Hetherington, James. (2018, May 31). Militarization of Police: U.S. Law Enforcement has $1.9 Billion of Army Equipment at its Disposal. Newsweek.
JBLM Fish and Wildlife. (n.d.)
Joint Base Lewis-McChord Yakima Training Center. (2019). Facebook.
Meyers, Sarah. (2014, August). JBLM Cantonment Areas and Training Areas [map]. August 2006, from Fact Sheet – NPDES Permit # WAS026638 Joint Base Lewis-McChord MS4- Permit Modification.
Moisse, Katie. (2012, March 22). Army Hospital Accused of Reversing PTSD Diagnoses to Cut Costs. ABC News.
United States Environmental Protection Agency. (n.d.) Fort Lewis Logistics Center Tillicum, WA. EPA Superfund.

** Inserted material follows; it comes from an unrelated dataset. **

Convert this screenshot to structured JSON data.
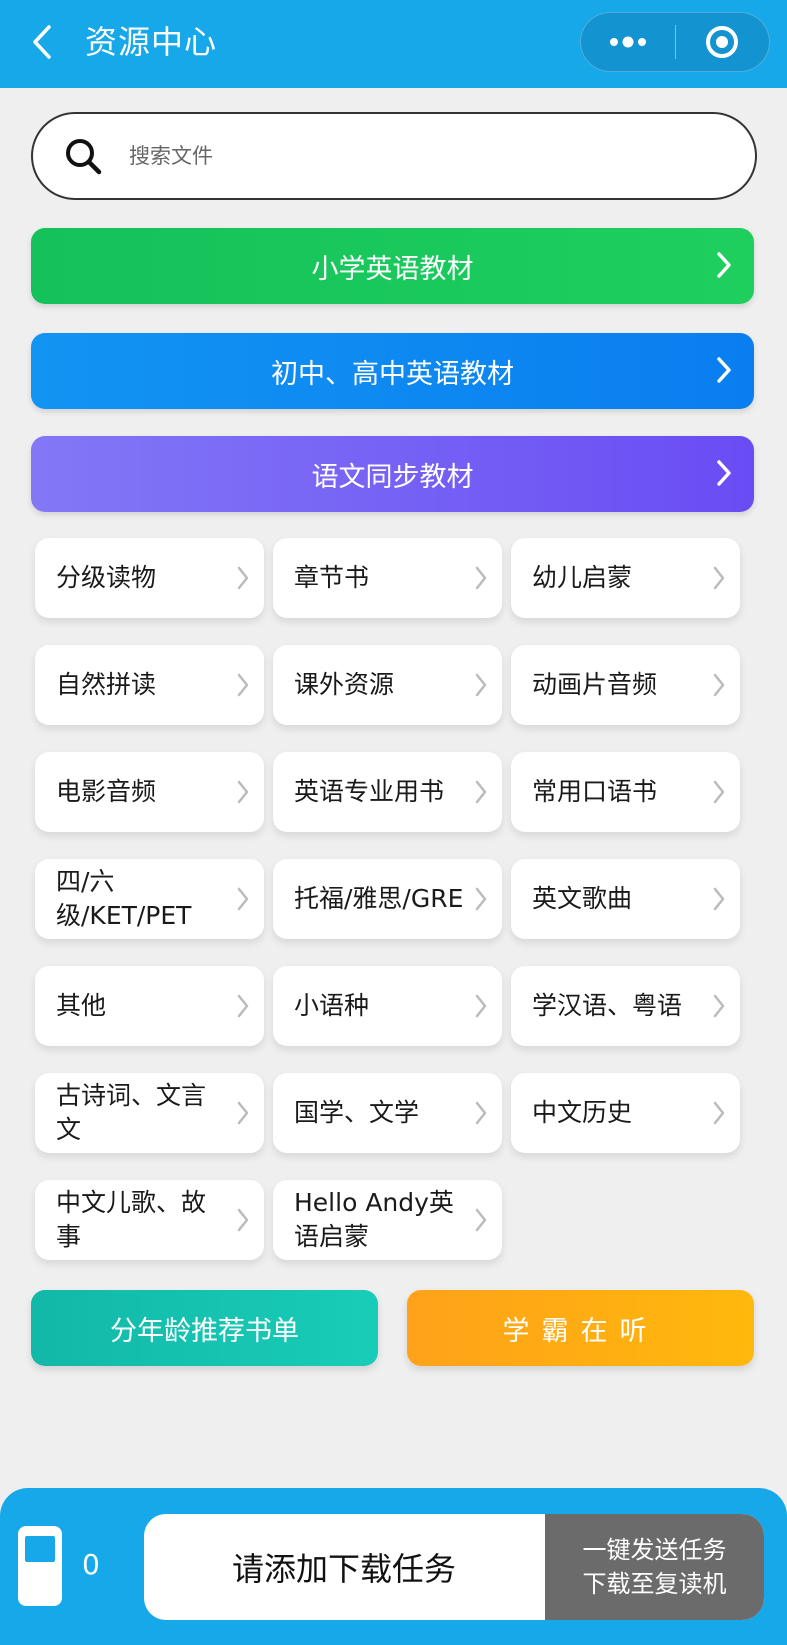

U.S. Army. (2013, April). Depiction of Road Network within JBLM Cantonment and Training Areas [map]. 2010. Biological Evaluation & EFH Assessment.
Webb, Whitney. (2017, May 15). U.S. Military Is World’s Biggest Polluter. MintPress News.
Western Air Defense Sector. (n.d.) “Guarding America’s Skies.”
Western Air Defense Sector. (n.d.) “The Legend of Bigfoot.”
Western Air Defense Sector. (2019). Wikipedia.
Wilkinson, Charles F. (2000). Messages From Frank’s Landing: A Story of Salmon, Treaties, and the Indian Way. Seattle: University of Washington Press.